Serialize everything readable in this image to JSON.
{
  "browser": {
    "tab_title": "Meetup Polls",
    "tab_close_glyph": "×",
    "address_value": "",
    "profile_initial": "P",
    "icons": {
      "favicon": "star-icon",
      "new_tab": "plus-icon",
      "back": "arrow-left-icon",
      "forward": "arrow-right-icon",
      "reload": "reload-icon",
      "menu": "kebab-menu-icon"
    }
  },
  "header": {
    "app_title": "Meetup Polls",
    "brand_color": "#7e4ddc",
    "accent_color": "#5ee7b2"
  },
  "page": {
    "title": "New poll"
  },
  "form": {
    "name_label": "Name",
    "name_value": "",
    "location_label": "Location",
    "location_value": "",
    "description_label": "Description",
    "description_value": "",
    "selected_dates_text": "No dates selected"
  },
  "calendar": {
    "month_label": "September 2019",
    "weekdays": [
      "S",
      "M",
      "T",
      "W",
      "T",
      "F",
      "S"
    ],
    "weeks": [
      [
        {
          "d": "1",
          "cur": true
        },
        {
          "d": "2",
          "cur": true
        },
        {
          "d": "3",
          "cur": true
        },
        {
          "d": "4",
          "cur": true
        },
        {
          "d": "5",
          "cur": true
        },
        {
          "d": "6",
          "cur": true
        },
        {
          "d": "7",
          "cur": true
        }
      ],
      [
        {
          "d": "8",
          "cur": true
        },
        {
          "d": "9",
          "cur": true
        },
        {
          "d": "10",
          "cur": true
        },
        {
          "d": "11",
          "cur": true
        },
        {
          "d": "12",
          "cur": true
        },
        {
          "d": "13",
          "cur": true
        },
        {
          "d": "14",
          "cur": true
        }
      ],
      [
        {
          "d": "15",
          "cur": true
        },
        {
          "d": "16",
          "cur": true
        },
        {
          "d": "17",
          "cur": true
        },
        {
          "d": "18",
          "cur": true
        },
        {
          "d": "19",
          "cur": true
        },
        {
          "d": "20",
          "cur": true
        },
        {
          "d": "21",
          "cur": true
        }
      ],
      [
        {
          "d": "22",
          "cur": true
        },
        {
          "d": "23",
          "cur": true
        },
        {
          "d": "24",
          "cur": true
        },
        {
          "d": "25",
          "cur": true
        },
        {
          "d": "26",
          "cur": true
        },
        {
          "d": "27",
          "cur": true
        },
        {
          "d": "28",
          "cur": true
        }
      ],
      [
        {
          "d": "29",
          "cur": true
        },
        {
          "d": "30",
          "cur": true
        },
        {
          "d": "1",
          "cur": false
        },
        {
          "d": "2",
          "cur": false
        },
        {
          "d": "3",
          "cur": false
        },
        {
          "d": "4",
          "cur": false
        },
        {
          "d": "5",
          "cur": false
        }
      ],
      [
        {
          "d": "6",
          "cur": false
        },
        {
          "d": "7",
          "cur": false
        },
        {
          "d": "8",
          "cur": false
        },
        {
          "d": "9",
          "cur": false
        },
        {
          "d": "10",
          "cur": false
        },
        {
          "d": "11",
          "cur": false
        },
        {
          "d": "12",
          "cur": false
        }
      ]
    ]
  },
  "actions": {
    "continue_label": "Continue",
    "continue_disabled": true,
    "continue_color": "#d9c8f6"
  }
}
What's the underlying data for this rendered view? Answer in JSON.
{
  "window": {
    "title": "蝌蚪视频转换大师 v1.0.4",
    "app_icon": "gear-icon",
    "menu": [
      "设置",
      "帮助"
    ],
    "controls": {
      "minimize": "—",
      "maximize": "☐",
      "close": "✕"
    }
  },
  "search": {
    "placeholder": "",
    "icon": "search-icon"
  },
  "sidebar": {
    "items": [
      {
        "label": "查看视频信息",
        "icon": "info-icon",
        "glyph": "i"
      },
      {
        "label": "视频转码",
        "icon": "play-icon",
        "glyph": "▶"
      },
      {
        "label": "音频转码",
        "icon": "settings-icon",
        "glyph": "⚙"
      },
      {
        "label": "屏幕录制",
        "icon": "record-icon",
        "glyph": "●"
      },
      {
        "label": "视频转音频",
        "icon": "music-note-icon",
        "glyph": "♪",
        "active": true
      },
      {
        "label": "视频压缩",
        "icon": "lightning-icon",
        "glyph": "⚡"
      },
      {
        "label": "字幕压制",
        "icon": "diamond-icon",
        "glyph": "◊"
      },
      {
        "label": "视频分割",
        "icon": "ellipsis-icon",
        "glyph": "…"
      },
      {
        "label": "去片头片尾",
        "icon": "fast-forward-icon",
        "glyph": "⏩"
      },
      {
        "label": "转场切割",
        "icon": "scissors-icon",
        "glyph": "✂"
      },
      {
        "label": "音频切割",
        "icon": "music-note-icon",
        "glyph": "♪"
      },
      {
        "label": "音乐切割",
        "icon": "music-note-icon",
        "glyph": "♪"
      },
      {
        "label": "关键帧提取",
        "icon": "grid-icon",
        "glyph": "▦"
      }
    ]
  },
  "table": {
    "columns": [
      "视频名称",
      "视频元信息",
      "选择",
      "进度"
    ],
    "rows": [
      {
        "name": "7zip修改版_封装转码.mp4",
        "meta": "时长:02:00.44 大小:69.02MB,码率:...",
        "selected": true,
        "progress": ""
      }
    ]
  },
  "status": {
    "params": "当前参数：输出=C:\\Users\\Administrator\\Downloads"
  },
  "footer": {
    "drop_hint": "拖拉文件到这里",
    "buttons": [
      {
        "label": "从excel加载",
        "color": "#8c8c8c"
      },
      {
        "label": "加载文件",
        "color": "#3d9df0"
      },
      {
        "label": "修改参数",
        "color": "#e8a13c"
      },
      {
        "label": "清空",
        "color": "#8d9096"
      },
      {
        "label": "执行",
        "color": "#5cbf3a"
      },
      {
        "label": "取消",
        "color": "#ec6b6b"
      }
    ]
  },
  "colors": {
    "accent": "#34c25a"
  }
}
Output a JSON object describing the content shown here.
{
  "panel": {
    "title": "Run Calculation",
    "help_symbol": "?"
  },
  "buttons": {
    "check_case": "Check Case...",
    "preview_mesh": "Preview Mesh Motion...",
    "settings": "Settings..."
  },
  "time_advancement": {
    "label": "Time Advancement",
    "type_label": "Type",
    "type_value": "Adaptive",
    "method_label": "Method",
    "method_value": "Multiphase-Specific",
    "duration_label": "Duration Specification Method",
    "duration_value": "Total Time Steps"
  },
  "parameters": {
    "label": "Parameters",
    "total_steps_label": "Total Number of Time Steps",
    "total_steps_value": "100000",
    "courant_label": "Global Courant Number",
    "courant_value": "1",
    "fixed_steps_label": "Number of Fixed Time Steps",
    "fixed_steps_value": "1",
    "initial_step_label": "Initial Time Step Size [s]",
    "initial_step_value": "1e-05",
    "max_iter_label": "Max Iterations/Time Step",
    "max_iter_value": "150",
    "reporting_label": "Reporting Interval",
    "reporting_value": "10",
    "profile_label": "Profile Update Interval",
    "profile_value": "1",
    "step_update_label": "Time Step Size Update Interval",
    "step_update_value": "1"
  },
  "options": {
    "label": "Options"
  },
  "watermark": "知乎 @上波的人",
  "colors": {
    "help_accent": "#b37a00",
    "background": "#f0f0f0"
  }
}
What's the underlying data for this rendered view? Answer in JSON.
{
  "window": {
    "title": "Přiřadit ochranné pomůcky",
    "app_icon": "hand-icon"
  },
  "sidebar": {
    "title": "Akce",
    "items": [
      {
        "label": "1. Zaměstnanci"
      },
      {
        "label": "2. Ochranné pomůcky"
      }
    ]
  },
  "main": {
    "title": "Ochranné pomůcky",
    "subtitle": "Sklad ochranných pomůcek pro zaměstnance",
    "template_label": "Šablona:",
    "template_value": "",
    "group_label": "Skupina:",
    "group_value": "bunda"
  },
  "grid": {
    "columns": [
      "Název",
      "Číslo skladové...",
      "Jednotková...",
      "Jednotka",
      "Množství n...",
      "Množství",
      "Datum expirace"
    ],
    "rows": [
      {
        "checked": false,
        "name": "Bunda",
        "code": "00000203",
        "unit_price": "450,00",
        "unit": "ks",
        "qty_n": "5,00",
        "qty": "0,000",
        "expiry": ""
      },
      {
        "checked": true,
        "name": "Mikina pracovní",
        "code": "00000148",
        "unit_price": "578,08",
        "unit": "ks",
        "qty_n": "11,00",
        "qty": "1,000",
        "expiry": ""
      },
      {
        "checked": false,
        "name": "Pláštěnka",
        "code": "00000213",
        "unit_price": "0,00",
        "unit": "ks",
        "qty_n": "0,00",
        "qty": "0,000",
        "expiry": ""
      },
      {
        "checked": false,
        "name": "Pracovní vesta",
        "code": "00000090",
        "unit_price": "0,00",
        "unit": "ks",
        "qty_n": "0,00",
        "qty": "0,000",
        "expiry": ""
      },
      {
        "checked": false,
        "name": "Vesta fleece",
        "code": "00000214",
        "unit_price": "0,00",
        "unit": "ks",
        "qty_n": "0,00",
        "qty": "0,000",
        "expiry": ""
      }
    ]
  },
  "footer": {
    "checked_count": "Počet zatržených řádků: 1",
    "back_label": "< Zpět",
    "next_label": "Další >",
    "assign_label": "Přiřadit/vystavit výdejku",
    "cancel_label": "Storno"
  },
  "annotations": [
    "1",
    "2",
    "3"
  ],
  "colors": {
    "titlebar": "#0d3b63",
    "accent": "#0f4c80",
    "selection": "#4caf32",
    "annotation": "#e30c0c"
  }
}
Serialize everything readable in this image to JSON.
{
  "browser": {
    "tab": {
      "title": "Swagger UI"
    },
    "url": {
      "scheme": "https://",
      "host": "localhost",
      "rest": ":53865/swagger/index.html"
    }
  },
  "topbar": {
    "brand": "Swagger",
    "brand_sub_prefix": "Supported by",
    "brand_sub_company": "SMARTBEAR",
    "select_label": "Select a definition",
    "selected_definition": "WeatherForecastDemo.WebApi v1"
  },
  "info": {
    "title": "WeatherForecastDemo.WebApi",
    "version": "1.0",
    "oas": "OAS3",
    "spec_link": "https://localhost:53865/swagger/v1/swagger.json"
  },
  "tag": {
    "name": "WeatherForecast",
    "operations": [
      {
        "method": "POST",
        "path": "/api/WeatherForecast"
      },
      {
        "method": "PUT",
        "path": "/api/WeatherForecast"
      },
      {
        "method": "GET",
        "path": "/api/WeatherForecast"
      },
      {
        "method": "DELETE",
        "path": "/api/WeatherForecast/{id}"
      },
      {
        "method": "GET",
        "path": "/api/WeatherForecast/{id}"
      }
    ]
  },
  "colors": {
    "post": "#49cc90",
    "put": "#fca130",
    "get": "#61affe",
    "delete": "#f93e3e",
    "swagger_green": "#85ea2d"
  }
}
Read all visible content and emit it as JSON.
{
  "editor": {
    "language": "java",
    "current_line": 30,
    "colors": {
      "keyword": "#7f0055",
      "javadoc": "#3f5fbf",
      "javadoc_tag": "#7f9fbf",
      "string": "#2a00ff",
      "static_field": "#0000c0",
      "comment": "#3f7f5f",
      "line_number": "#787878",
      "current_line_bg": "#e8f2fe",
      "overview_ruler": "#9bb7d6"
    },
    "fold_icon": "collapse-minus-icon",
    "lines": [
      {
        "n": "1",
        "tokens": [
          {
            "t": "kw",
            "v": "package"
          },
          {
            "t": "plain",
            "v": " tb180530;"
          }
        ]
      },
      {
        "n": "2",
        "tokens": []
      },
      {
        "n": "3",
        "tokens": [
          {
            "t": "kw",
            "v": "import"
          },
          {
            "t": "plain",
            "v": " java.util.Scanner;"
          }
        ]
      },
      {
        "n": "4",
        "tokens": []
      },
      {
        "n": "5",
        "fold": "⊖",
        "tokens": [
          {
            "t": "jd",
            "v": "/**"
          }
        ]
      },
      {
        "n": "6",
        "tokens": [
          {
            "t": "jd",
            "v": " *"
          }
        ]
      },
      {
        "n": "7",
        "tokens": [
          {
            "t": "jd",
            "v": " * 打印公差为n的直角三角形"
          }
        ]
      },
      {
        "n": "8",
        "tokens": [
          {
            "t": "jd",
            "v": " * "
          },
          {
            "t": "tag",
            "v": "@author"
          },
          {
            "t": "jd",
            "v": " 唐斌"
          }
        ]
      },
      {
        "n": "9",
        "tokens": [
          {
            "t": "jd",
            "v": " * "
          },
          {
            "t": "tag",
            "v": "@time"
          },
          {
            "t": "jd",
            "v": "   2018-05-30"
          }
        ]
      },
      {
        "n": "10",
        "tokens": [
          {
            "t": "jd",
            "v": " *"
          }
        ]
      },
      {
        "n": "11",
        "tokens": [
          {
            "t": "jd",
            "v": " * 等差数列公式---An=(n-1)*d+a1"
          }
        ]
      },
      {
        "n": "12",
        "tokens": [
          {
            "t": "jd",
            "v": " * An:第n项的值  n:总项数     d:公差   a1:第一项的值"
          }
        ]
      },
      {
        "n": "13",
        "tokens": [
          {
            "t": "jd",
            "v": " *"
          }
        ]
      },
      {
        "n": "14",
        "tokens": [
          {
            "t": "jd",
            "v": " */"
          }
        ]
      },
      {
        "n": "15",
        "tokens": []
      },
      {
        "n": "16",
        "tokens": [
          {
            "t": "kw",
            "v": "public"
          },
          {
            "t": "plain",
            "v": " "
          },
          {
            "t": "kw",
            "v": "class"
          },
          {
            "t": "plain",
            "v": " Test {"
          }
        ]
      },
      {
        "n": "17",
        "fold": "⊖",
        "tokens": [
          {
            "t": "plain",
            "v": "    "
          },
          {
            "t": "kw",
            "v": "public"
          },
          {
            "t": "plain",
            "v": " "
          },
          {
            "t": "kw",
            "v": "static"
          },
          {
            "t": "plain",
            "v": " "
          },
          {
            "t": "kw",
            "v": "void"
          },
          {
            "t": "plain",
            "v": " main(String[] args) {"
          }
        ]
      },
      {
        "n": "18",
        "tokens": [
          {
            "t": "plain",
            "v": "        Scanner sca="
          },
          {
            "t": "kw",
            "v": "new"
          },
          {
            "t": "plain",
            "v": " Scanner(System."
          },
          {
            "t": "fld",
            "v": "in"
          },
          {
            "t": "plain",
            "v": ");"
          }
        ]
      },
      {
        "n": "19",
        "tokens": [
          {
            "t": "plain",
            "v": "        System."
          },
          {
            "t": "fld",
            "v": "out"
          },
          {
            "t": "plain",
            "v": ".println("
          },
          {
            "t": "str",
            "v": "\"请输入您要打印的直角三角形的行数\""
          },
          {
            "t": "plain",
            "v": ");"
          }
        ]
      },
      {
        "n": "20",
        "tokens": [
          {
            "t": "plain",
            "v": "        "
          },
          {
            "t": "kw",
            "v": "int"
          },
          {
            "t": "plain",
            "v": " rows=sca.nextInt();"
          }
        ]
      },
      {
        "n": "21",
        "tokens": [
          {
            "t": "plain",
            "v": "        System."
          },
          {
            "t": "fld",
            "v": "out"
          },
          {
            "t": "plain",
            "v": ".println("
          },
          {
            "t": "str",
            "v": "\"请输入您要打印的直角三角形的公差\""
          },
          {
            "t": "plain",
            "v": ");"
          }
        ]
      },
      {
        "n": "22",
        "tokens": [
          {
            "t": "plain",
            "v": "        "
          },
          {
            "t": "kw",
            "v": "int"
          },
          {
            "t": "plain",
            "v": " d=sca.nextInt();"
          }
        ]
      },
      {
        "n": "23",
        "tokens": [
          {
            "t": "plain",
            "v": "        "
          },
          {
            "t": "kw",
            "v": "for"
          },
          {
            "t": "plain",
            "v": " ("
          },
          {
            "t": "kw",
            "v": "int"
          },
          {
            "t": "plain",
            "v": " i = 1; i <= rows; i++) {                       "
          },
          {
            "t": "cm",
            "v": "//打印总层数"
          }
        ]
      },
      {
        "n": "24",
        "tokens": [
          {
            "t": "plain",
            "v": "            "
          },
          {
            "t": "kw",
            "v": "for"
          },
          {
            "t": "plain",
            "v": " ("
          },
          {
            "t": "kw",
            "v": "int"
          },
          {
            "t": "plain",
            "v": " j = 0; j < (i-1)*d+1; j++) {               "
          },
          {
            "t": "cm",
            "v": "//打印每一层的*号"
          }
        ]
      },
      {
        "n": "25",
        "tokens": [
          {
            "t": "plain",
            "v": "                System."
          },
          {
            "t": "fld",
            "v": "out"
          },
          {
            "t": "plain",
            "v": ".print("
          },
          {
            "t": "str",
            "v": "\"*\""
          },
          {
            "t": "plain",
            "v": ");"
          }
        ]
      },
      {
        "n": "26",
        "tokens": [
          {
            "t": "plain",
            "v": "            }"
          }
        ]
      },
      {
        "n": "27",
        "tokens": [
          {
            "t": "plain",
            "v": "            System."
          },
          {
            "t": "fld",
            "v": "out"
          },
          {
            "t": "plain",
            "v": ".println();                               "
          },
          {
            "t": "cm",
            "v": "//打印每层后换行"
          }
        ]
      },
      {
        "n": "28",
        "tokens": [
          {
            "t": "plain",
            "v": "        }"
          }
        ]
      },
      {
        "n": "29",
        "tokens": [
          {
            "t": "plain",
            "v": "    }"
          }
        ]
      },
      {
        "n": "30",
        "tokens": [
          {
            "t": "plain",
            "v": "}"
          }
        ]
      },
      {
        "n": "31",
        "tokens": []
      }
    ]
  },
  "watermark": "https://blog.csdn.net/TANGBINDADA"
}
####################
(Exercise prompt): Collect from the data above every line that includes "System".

(Written response):
            "v": " Scanner(System."
            "v": "        System."
            "v": "        System."
            "v": "                System."
            "v": "            System."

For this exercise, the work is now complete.